Exercise goal:
Please find all lines in the data that hold the string "author" and copy them.

** Opening Dataset entries block **

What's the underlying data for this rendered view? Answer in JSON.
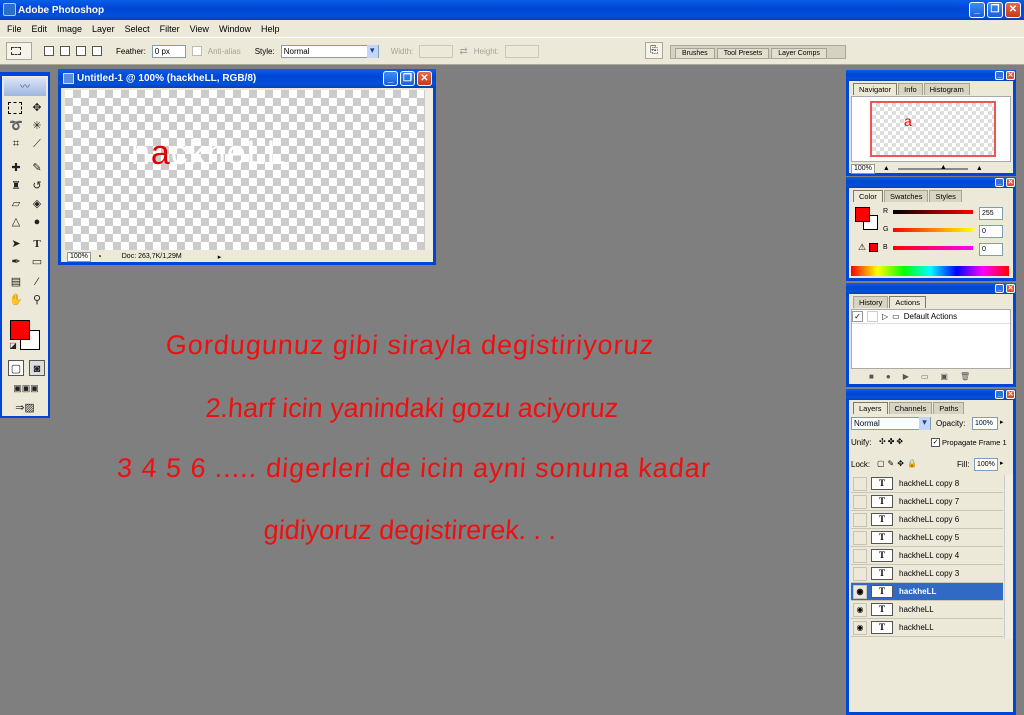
{
  "app": {
    "title": "Adobe Photoshop"
  },
  "menu": [
    "File",
    "Edit",
    "Image",
    "Layer",
    "Select",
    "Filter",
    "View",
    "Window",
    "Help"
  ],
  "options": {
    "feather_label": "Feather:",
    "feather_value": "0 px",
    "antialias_label": "Anti-alias",
    "style_label": "Style:",
    "style_value": "Normal",
    "width_label": "Width:",
    "height_label": "Height:"
  },
  "palette_well": [
    "Brushes",
    "Tool Presets",
    "Layer Comps"
  ],
  "document": {
    "title": "Untitled-1 @ 100% (hackheLL, RGB/8)",
    "zoom": "100%",
    "doc_info": "Doc: 263,7K/1,29M",
    "art_text_white_1": "h",
    "art_text_red": "a",
    "art_text_white_2": "ckheLL"
  },
  "colors": {
    "foreground": "#ff0000",
    "background": "#ffffff",
    "accent": "#0046d6",
    "handwriting": "#ee1010"
  },
  "handwritten": [
    "Gordugunuz gibi sirayla degistiriyoruz",
    "2.harf icin yanindaki gozu aciyoruz",
    "3 4 5 6 ..... digerleri de icin ayni sonuna kadar",
    "gidiyoruz degistirerek. . ."
  ],
  "navigator": {
    "tabs": [
      "Navigator",
      "Info",
      "Histogram"
    ],
    "zoom": "100%",
    "preview_text": "a"
  },
  "color_panel": {
    "tabs": [
      "Color",
      "Swatches",
      "Styles"
    ],
    "r_label": "R",
    "g_label": "G",
    "b_label": "B",
    "r": "255",
    "g": "0",
    "b": "0"
  },
  "actions_panel": {
    "tabs": [
      "History",
      "Actions"
    ],
    "item": "Default Actions"
  },
  "layers_panel": {
    "tabs": [
      "Layers",
      "Channels",
      "Paths"
    ],
    "blend_mode": "Normal",
    "opacity_label": "Opacity:",
    "opacity": "100%",
    "unify_label": "Unify:",
    "propagate_label": "Propagate Frame 1",
    "lock_label": "Lock:",
    "fill_label": "Fill:",
    "fill": "100%",
    "layers": [
      {
        "name": "hackheLL copy 8",
        "visible": false,
        "selected": false
      },
      {
        "name": "hackheLL copy 7",
        "visible": false,
        "selected": false
      },
      {
        "name": "hackheLL copy 6",
        "visible": false,
        "selected": false
      },
      {
        "name": "hackheLL copy 5",
        "visible": false,
        "selected": false
      },
      {
        "name": "hackheLL copy 4",
        "visible": false,
        "selected": false
      },
      {
        "name": "hackheLL copy 3",
        "visible": false,
        "selected": false
      },
      {
        "name": "hackheLL",
        "visible": true,
        "selected": true
      },
      {
        "name": "hackheLL",
        "visible": true,
        "selected": false
      },
      {
        "name": "hackheLL",
        "visible": true,
        "selected": false
      }
    ]
  }
}
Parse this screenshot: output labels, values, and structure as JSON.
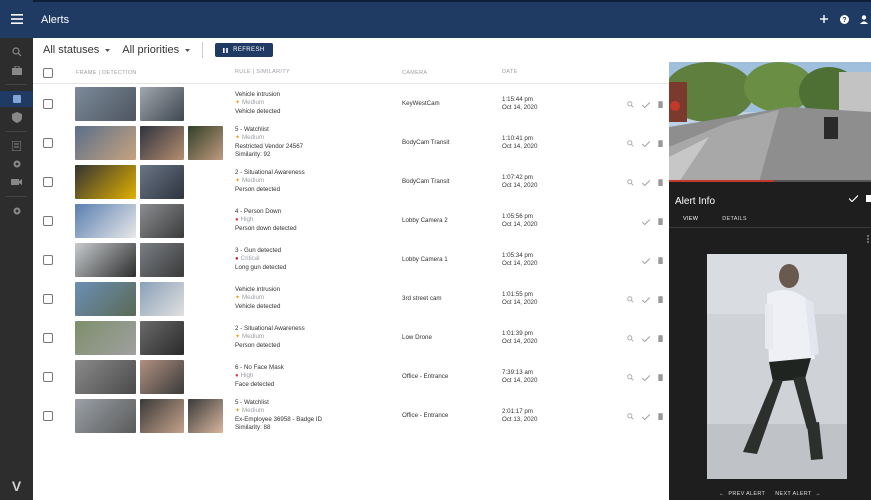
{
  "app": {
    "title": "Alerts",
    "logo": "V"
  },
  "icons": {
    "menu": "menu-icon",
    "search": "search-icon",
    "briefcase": "briefcase-icon",
    "shield": "shield-icon",
    "add": "plus-icon",
    "help": "help-icon",
    "user": "user-icon"
  },
  "colors": {
    "brand": "#1f3a63",
    "rail": "#2d2d2d",
    "panel": "#1e1e1e",
    "medium": "#f0a020",
    "high": "#e04040",
    "critical": "#c02020"
  },
  "filters": {
    "status": "All statuses",
    "priority": "All priorities",
    "refresh": "REFRESH"
  },
  "table": {
    "headers": {
      "frame": "FRAME | DETECTION",
      "rule": "RULE | SIMILARITY",
      "camera": "CAMERA",
      "date": "DATE"
    },
    "rows": [
      {
        "rule": "Vehicle intrusion",
        "severity": "Medium",
        "sev_level": "med",
        "detail": "Vehicle detected",
        "similarity": "",
        "camera": "KeyWestCam",
        "time": "1:15:44 pm",
        "date": "Oct 14, 2020",
        "actions": [
          "search",
          "check",
          "delete"
        ]
      },
      {
        "rule": "5 - Watchlist",
        "severity": "Medium",
        "sev_level": "med",
        "detail": "Restricted Vendor 24567",
        "similarity": "Similarity: 92",
        "camera": "BodyCam Transit",
        "time": "1:10:41 pm",
        "date": "Oct 14, 2020",
        "actions": [
          "search",
          "check",
          "delete"
        ]
      },
      {
        "rule": "2 - Situational Awareness",
        "severity": "Medium",
        "sev_level": "med",
        "detail": "Person detected",
        "similarity": "",
        "camera": "BodyCam Transit",
        "time": "1:07:42 pm",
        "date": "Oct 14, 2020",
        "actions": [
          "search",
          "check",
          "delete"
        ]
      },
      {
        "rule": "4 - Person Down",
        "severity": "High",
        "sev_level": "high",
        "detail": "Person down detected",
        "similarity": "",
        "camera": "Lobby Camera 2",
        "time": "1:05:56 pm",
        "date": "Oct 14, 2020",
        "actions": [
          "check",
          "delete"
        ]
      },
      {
        "rule": "3 - Gun detected",
        "severity": "Critical",
        "sev_level": "crit",
        "detail": "Long gun detected",
        "similarity": "",
        "camera": "Lobby Camera 1",
        "time": "1:05:34 pm",
        "date": "Oct 14, 2020",
        "actions": [
          "check",
          "delete"
        ]
      },
      {
        "rule": "Vehicle intrusion",
        "severity": "Medium",
        "sev_level": "med",
        "detail": "Vehicle detected",
        "similarity": "",
        "camera": "3rd street cam",
        "time": "1:01:55 pm",
        "date": "Oct 14, 2020",
        "actions": [
          "search",
          "check",
          "delete"
        ]
      },
      {
        "rule": "2 - Situational Awareness",
        "severity": "Medium",
        "sev_level": "med",
        "detail": "Person detected",
        "similarity": "",
        "camera": "Low Drone",
        "time": "1:01:39 pm",
        "date": "Oct 14, 2020",
        "actions": [
          "search",
          "check",
          "delete"
        ]
      },
      {
        "rule": "6 - No Face Mask",
        "severity": "High",
        "sev_level": "high",
        "detail": "Face detected",
        "similarity": "",
        "camera": "Office - Entrance",
        "time": "7:39:13 am",
        "date": "Oct 14, 2020",
        "actions": [
          "search",
          "check",
          "delete"
        ]
      },
      {
        "rule": "5 - Watchlist",
        "severity": "Medium",
        "sev_level": "med",
        "detail": "Ex-Employee 36958 - Badge ID",
        "similarity": "Similarity: 88",
        "camera": "Office - Entrance",
        "time": "2:01:17 pm",
        "date": "Oct 13, 2020",
        "actions": [
          "search",
          "check",
          "delete"
        ]
      }
    ]
  },
  "panel": {
    "title": "Alert Info",
    "tabs": [
      "VIEW",
      "DETAILS"
    ],
    "prev": "PREV ALERT",
    "next": "NEXT ALERT",
    "video_progress": 0.52
  }
}
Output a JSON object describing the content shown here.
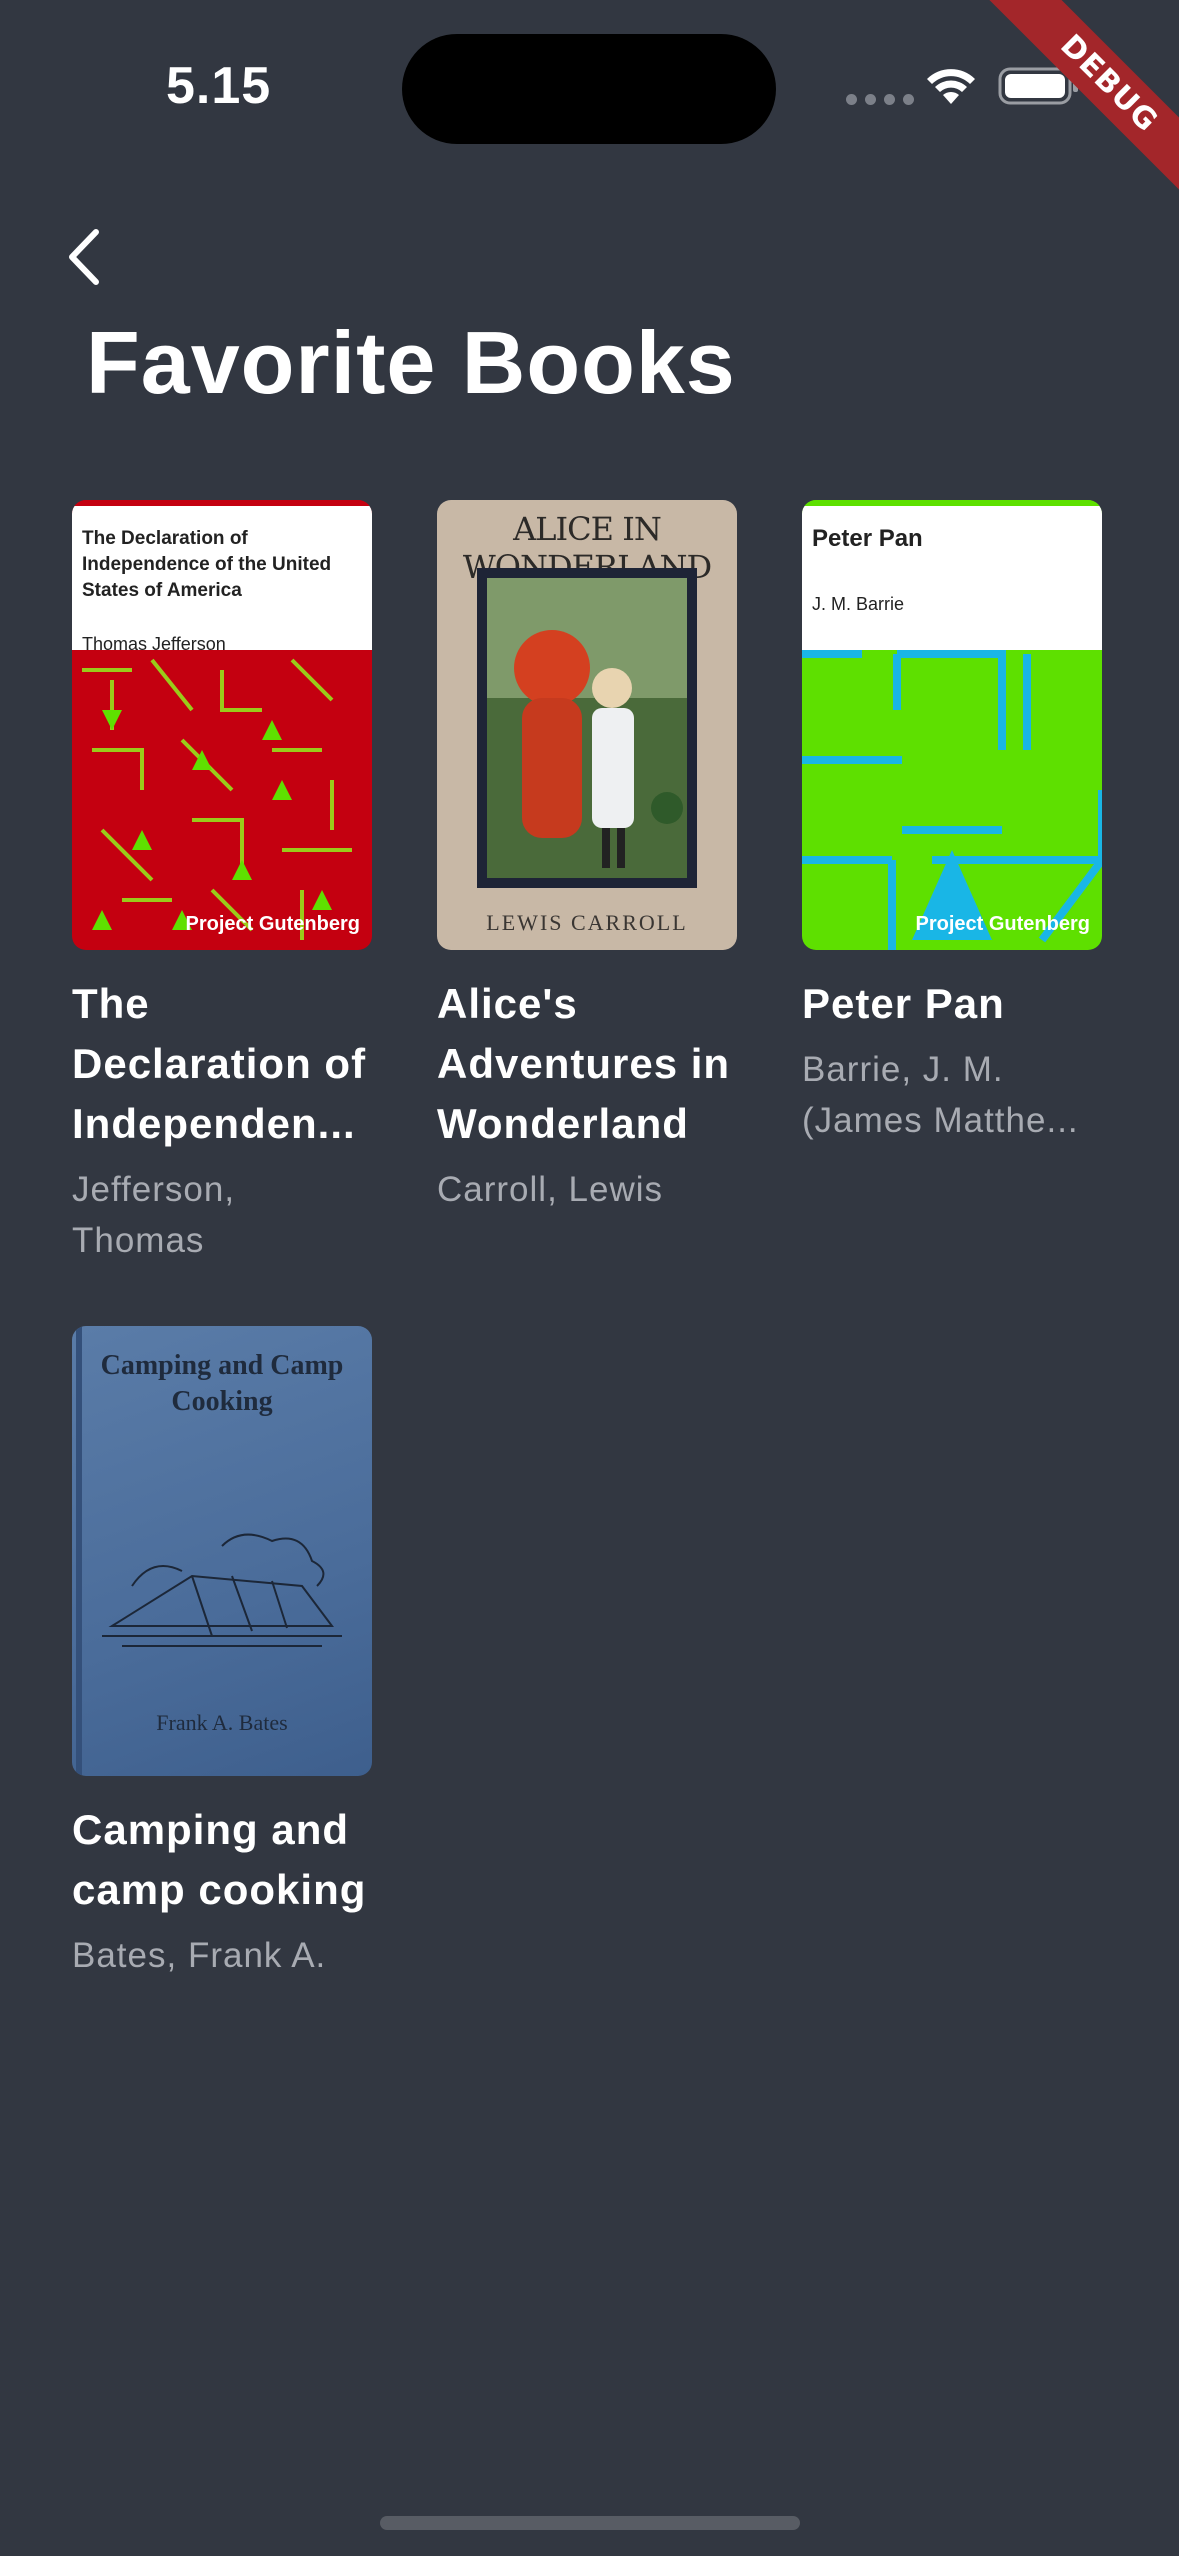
{
  "status_bar": {
    "time": "5.15"
  },
  "debug_banner": "DEBUG",
  "header": {
    "title": "Favorite Books"
  },
  "books": [
    {
      "title": "The Declaration of Independen...",
      "author": "Jefferson, Thomas",
      "cover": {
        "title": "The Declaration of Independence of the United States of America",
        "author": "Thomas Jefferson",
        "brand": "Project Gutenberg",
        "color": "#c40010"
      }
    },
    {
      "title": "Alice's Adventures in Wonderland",
      "author": "Carroll, Lewis",
      "cover": {
        "title": "ALICE IN WONDERLAND",
        "author": "LEWIS CARROLL",
        "color": "#c8b8a6"
      }
    },
    {
      "title": "Peter Pan",
      "author": "Barrie, J. M. (James Matthe...",
      "cover": {
        "title": "Peter Pan",
        "author": "J. M. Barrie",
        "brand": "Project Gutenberg",
        "color": "#5ee000"
      }
    },
    {
      "title": "Camping and camp cooking",
      "author": "Bates, Frank A.",
      "cover": {
        "title": "Camping and Camp Cooking",
        "author": "Frank A. Bates",
        "color": "#4e6f9d"
      }
    }
  ]
}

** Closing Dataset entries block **

Answer box:
      "author": "Jefferson, Thomas",
        "author": "Thomas Jefferson",
      "author": "Carroll, Lewis",
        "author": "LEWIS CARROLL",
      "author": "Barrie, J. M. (James Matthe...",
        "author": "J. M. Barrie",
      "author": "Bates, Frank A.",
        "author": "Frank A. Bates",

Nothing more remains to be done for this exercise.